He was approached by the PNP to run in 1976 when the proposed candidate, Jack Stephenson, died in a car accident. My father lost his bid then and suffered serious damage to his business; his car was burnt and his party of choice gave no help or effective guidance to recover losses. He focussed on his resources to recover. He was approached to serve as campaign manager for Phyllis Mitchell, and this secured victory twice. This, largely due to his deep linkages across stakeholders, small business owners, church, police, farmers’ groups and schools.

My father was horribly beaten and left for dead in his home by robbers in 2008. I called the then Deputy General Secretary, Julian Robinson, as I headed to the Spanish Town Hospital at 4:30 a.m. When my father was checked out of the Kingston Public Hospital (KPH) six weeks later, not one single member of the PNP had visited him, sent a card, sent flowers or even called me. I was a sitting member of parliament (MP) for the PNP at that time.

Hon Bruce Golding, then prime minister, called me at 5:10 p.m. on the evening of the assault, via RJR 5 p.m. news. He apologised saying he had been in Cabinet and wasn’t aware of this assault on my father and had only just heard it on the news. He questioned me as I sat outside Spanish Town Hospital Accident and Emergency with my brother, awaiting updates. Once he ascertained what was his condition and the status of police investigations, he advised me not to worry. He observed, “This can’t be handled as you have told me.” Once he had hung up, immediately I got a slew of calls from the director of emergency medical services, Ministry of Health and the Police High Command. Up to that time, I had no calls from the PNP leadership.

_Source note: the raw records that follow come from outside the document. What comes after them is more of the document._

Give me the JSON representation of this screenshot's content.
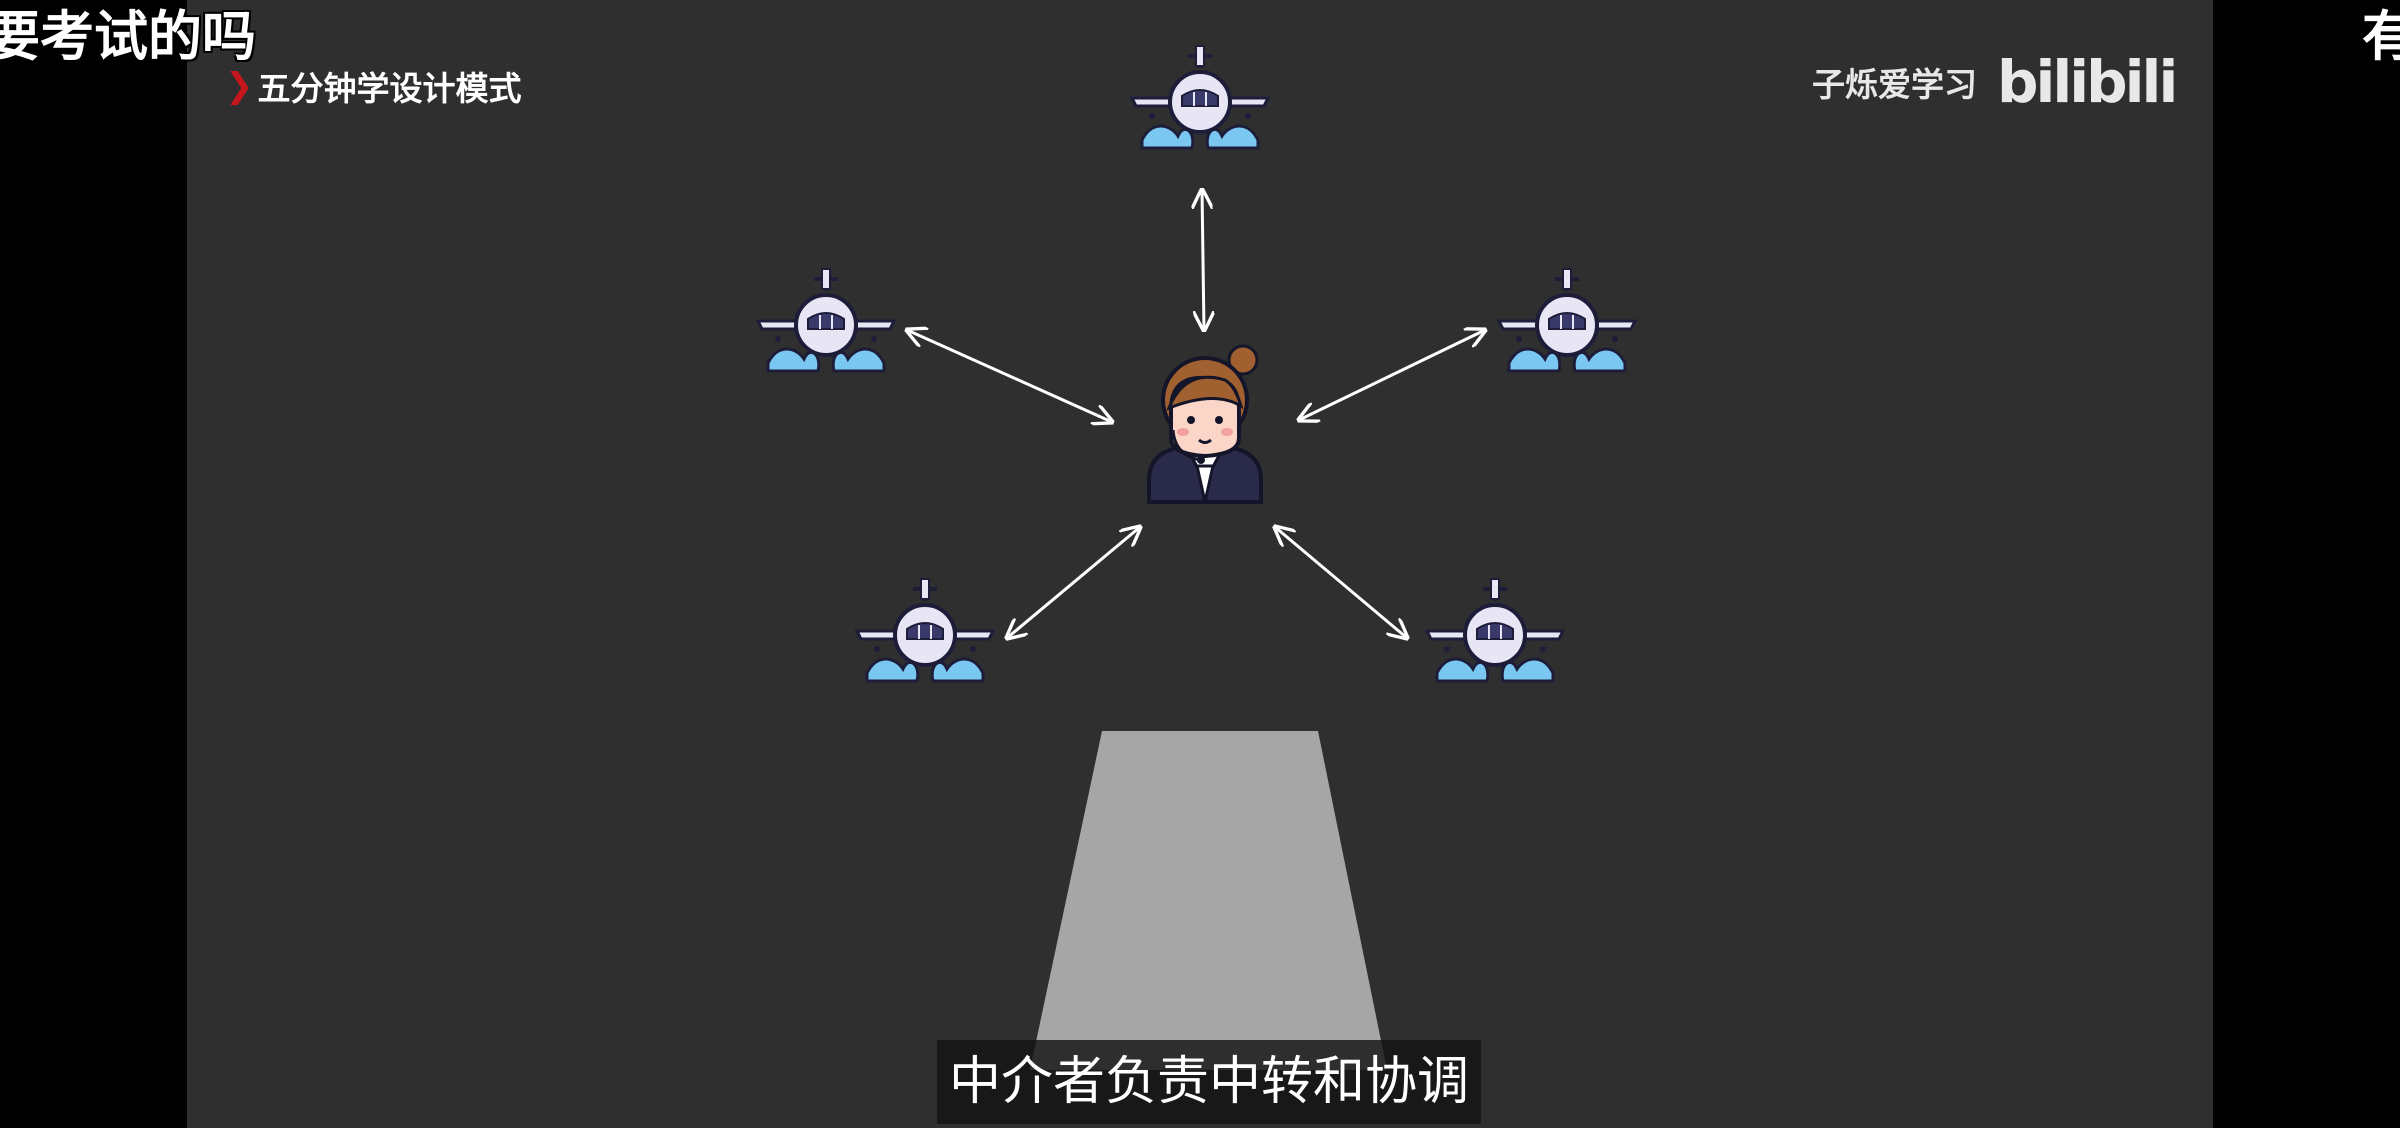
{
  "danmaku": {
    "left_text": "要考试的吗",
    "right_text": "有"
  },
  "video": {
    "series_title": "五分钟学设计模式",
    "channel_name": "子烁爱学习",
    "platform_logo": "bilibili",
    "subtitle": "中介者负责中转和协调"
  },
  "icons": {
    "chevron": "chevron-right-icon",
    "controller": "air-traffic-controller-icon",
    "airplane": "airplane-icon"
  },
  "colors": {
    "background": "#2f2f2f",
    "chevron": "#c4161c",
    "water": "#7ac8f2",
    "runway": "#a6a6a6"
  }
}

Fast-forward to 2011. I crossed the floor. My father followed me to a meeting being hosted on Nomination Day by Robert Montague in Dressikie, St Mary, hometown of the Stanfords, his mother’s family. Bobby then insisted that he be acknowledged and be placed on the stage, even though he was not a Labourite, and he said as much when he asked for him to be escorted on stage. That’s the kind of respect for the man Lloyd Hay, PNP should honour.

My father’s footprint has been large across St Mary, St Ann and St Catherine. I bless the honour of being Lloyd Hay’s daughter.

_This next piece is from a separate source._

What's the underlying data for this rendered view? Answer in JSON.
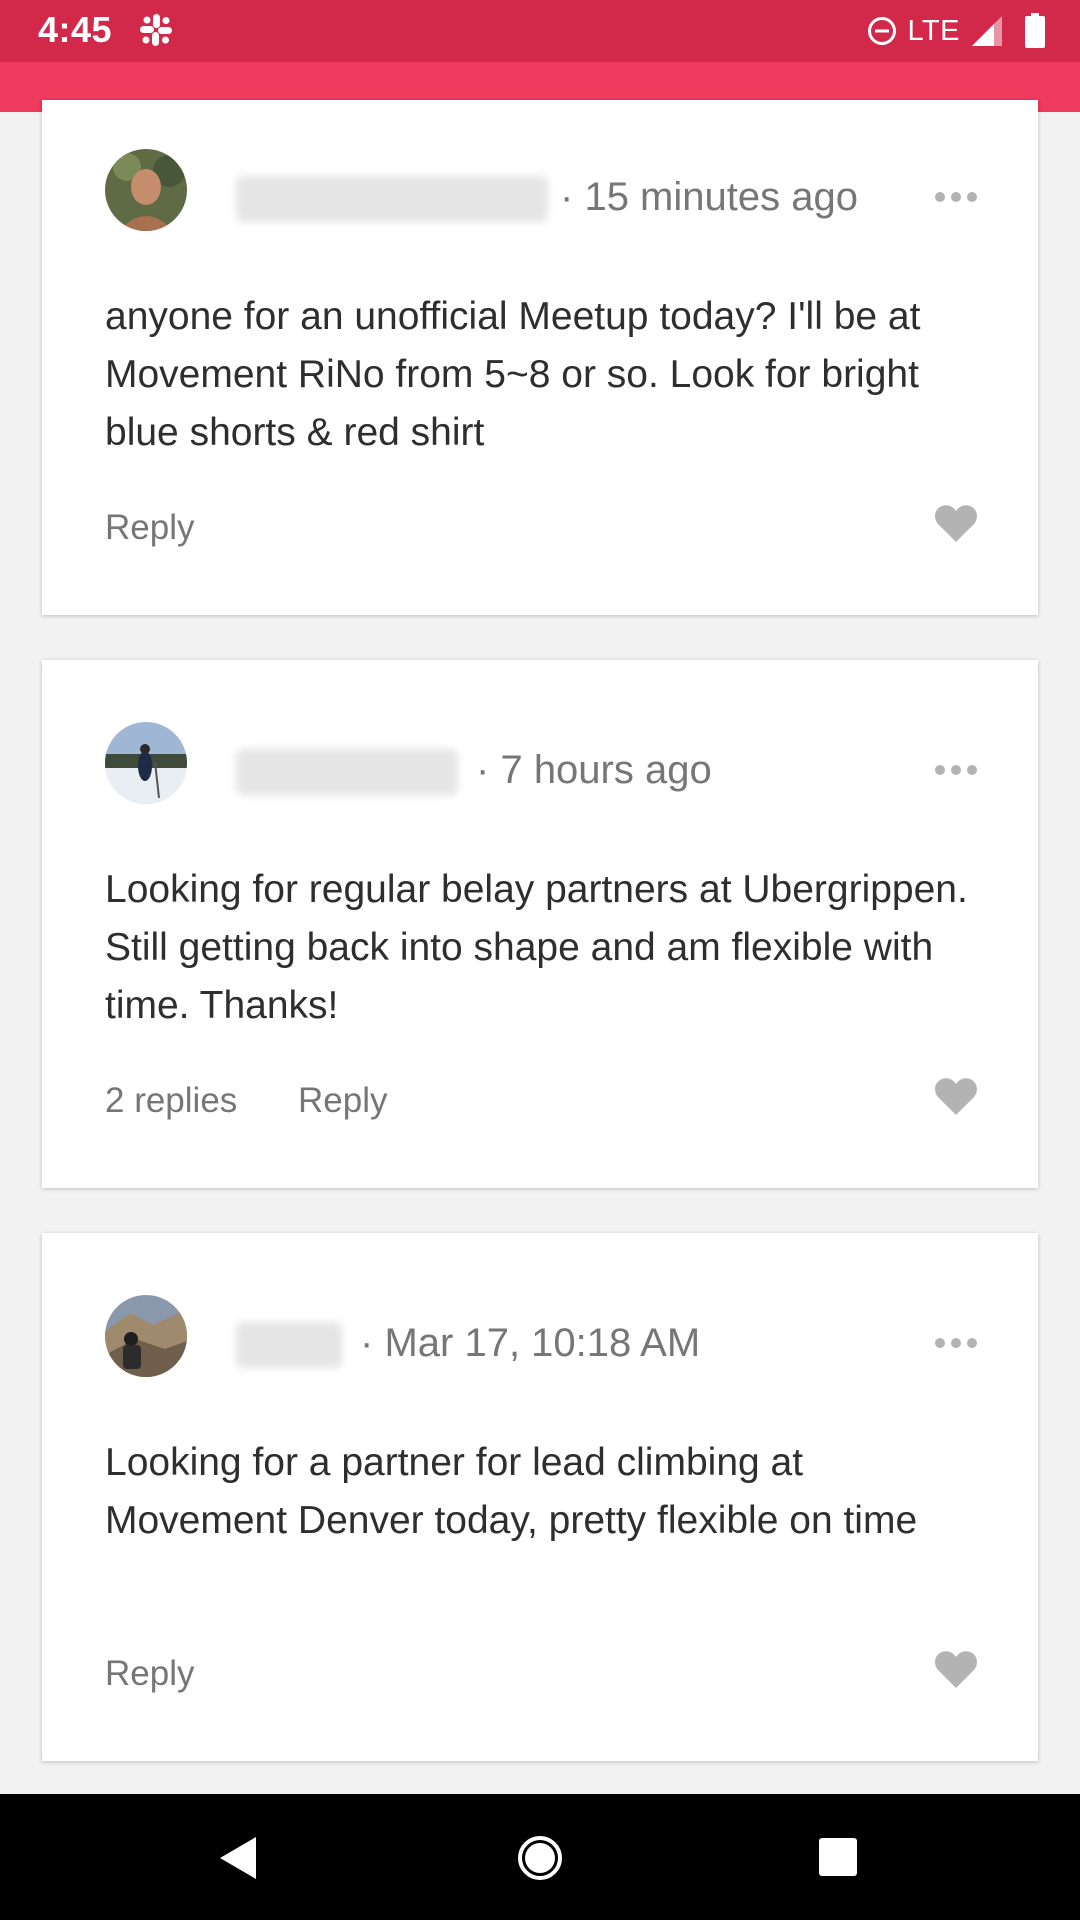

The PNP, in placing this acknowledgement and addressing him as Comrade, or the general secretary. Further, they have inadequate research and have also made factual errors.

Jamaica has lost a giant of a community leader and stalwart. I have lost my dad – my world. Rest In Peace, Pops.


Proud child of Lloyd Hay